Material for this exercise
• • • • •

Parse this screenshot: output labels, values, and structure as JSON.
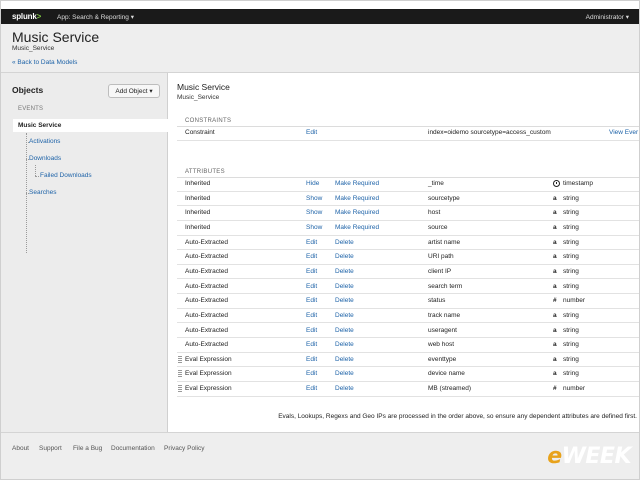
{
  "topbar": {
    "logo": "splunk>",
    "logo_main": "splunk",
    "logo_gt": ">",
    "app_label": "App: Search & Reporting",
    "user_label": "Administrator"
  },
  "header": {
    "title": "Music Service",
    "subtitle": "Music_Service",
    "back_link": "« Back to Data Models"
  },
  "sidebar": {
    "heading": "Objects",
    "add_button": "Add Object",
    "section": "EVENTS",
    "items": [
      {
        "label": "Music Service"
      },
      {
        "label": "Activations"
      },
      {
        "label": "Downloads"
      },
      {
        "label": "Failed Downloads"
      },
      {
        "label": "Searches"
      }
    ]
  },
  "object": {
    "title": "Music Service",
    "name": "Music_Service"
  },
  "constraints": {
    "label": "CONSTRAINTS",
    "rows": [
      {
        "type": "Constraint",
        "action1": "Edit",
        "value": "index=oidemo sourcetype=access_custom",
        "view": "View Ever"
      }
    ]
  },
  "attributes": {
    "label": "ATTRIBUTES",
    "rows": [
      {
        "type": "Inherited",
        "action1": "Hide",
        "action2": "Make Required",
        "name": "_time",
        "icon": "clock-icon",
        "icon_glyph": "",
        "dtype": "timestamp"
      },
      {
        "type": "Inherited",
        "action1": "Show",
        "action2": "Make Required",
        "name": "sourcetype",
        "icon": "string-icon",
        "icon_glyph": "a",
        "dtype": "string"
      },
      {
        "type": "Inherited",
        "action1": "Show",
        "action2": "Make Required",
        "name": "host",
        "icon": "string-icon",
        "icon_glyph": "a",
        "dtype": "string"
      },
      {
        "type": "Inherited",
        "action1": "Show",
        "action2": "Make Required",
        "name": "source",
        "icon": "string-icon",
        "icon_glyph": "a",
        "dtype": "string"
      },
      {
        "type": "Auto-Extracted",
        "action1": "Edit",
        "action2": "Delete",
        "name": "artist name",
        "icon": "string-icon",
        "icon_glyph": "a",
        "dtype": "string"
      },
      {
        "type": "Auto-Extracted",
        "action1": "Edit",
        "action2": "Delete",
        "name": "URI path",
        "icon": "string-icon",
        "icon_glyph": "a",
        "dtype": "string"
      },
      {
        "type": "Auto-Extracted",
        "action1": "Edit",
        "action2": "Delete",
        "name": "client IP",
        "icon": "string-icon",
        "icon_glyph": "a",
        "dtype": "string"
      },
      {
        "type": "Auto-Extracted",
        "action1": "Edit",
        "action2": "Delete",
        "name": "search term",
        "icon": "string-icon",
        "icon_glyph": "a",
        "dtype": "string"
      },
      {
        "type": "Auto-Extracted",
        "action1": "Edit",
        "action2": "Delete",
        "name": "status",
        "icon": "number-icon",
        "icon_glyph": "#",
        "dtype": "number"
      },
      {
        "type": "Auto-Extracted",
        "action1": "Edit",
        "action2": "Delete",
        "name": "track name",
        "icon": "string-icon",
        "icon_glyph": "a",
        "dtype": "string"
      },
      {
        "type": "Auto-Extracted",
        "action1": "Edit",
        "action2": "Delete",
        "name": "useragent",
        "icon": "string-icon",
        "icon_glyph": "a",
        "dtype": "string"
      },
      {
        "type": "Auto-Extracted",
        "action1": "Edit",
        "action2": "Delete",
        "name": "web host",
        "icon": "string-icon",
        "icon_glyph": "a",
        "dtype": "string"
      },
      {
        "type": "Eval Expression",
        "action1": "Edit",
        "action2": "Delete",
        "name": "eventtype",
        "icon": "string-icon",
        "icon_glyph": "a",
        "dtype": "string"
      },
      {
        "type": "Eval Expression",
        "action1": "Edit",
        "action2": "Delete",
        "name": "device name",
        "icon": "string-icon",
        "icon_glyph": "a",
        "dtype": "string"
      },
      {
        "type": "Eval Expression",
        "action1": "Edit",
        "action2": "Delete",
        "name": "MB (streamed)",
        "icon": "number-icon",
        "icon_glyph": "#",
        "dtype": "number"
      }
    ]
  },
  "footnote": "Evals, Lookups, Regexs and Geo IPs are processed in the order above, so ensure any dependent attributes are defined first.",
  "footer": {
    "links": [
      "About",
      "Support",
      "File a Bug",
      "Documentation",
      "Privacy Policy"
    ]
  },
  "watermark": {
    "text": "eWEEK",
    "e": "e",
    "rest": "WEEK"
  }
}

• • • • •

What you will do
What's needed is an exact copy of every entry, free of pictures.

Response to the exercise
Parse this screenshot: output labels, values, and structure as JSON.
{
  "topbar": {
    "logo": "splunk>",
    "logo_main": "splunk",
    "logo_gt": ">",
    "app_label": "App: Search & Reporting",
    "user_label": "Administrator"
  },
  "header": {
    "title": "Music Service",
    "subtitle": "Music_Service",
    "back_link": "« Back to Data Models"
  },
  "sidebar": {
    "heading": "Objects",
    "add_button": "Add Object",
    "section": "EVENTS",
    "items": [
      {
        "label": "Music Service"
      },
      {
        "label": "Activations"
      },
      {
        "label": "Downloads"
      },
      {
        "label": "Failed Downloads"
      },
      {
        "label": "Searches"
      }
    ]
  },
  "object": {
    "title": "Music Service",
    "name": "Music_Service"
  },
  "constraints": {
    "label": "CONSTRAINTS",
    "rows": [
      {
        "type": "Constraint",
        "action1": "Edit",
        "value": "index=oidemo sourcetype=access_custom",
        "view": "View Ever"
      }
    ]
  },
  "attributes": {
    "label": "ATTRIBUTES",
    "rows": [
      {
        "type": "Inherited",
        "action1": "Hide",
        "action2": "Make Required",
        "name": "_time",
        "icon": "clock-icon",
        "icon_glyph": "",
        "dtype": "timestamp"
      },
      {
        "type": "Inherited",
        "action1": "Show",
        "action2": "Make Required",
        "name": "sourcetype",
        "icon": "string-icon",
        "icon_glyph": "a",
        "dtype": "string"
      },
      {
        "type": "Inherited",
        "action1": "Show",
        "action2": "Make Required",
        "name": "host",
        "icon": "string-icon",
        "icon_glyph": "a",
        "dtype": "string"
      },
      {
        "type": "Inherited",
        "action1": "Show",
        "action2": "Make Required",
        "name": "source",
        "icon": "string-icon",
        "icon_glyph": "a",
        "dtype": "string"
      },
      {
        "type": "Auto-Extracted",
        "action1": "Edit",
        "action2": "Delete",
        "name": "artist name",
        "icon": "string-icon",
        "icon_glyph": "a",
        "dtype": "string"
      },
      {
        "type": "Auto-Extracted",
        "action1": "Edit",
        "action2": "Delete",
        "name": "URI path",
        "icon": "string-icon",
        "icon_glyph": "a",
        "dtype": "string"
      },
      {
        "type": "Auto-Extracted",
        "action1": "Edit",
        "action2": "Delete",
        "name": "client IP",
        "icon": "string-icon",
        "icon_glyph": "a",
        "dtype": "string"
      },
      {
        "type": "Auto-Extracted",
        "action1": "Edit",
        "action2": "Delete",
        "name": "search term",
        "icon": "string-icon",
        "icon_glyph": "a",
        "dtype": "string"
      },
      {
        "type": "Auto-Extracted",
        "action1": "Edit",
        "action2": "Delete",
        "name": "status",
        "icon": "number-icon",
        "icon_glyph": "#",
        "dtype": "number"
      },
      {
        "type": "Auto-Extracted",
        "action1": "Edit",
        "action2": "Delete",
        "name": "track name",
        "icon": "string-icon",
        "icon_glyph": "a",
        "dtype": "string"
      },
      {
        "type": "Auto-Extracted",
        "action1": "Edit",
        "action2": "Delete",
        "name": "useragent",
        "icon": "string-icon",
        "icon_glyph": "a",
        "dtype": "string"
      },
      {
        "type": "Auto-Extracted",
        "action1": "Edit",
        "action2": "Delete",
        "name": "web host",
        "icon": "string-icon",
        "icon_glyph": "a",
        "dtype": "string"
      },
      {
        "type": "Eval Expression",
        "action1": "Edit",
        "action2": "Delete",
        "name": "eventtype",
        "icon": "string-icon",
        "icon_glyph": "a",
        "dtype": "string"
      },
      {
        "type": "Eval Expression",
        "action1": "Edit",
        "action2": "Delete",
        "name": "device name",
        "icon": "string-icon",
        "icon_glyph": "a",
        "dtype": "string"
      },
      {
        "type": "Eval Expression",
        "action1": "Edit",
        "action2": "Delete",
        "name": "MB (streamed)",
        "icon": "number-icon",
        "icon_glyph": "#",
        "dtype": "number"
      }
    ]
  },
  "footnote": "Evals, Lookups, Regexs and Geo IPs are processed in the order above, so ensure any dependent attributes are defined first.",
  "footer": {
    "links": [
      "About",
      "Support",
      "File a Bug",
      "Documentation",
      "Privacy Policy"
    ]
  },
  "watermark": {
    "text": "eWEEK",
    "e": "e",
    "rest": "WEEK"
  }
}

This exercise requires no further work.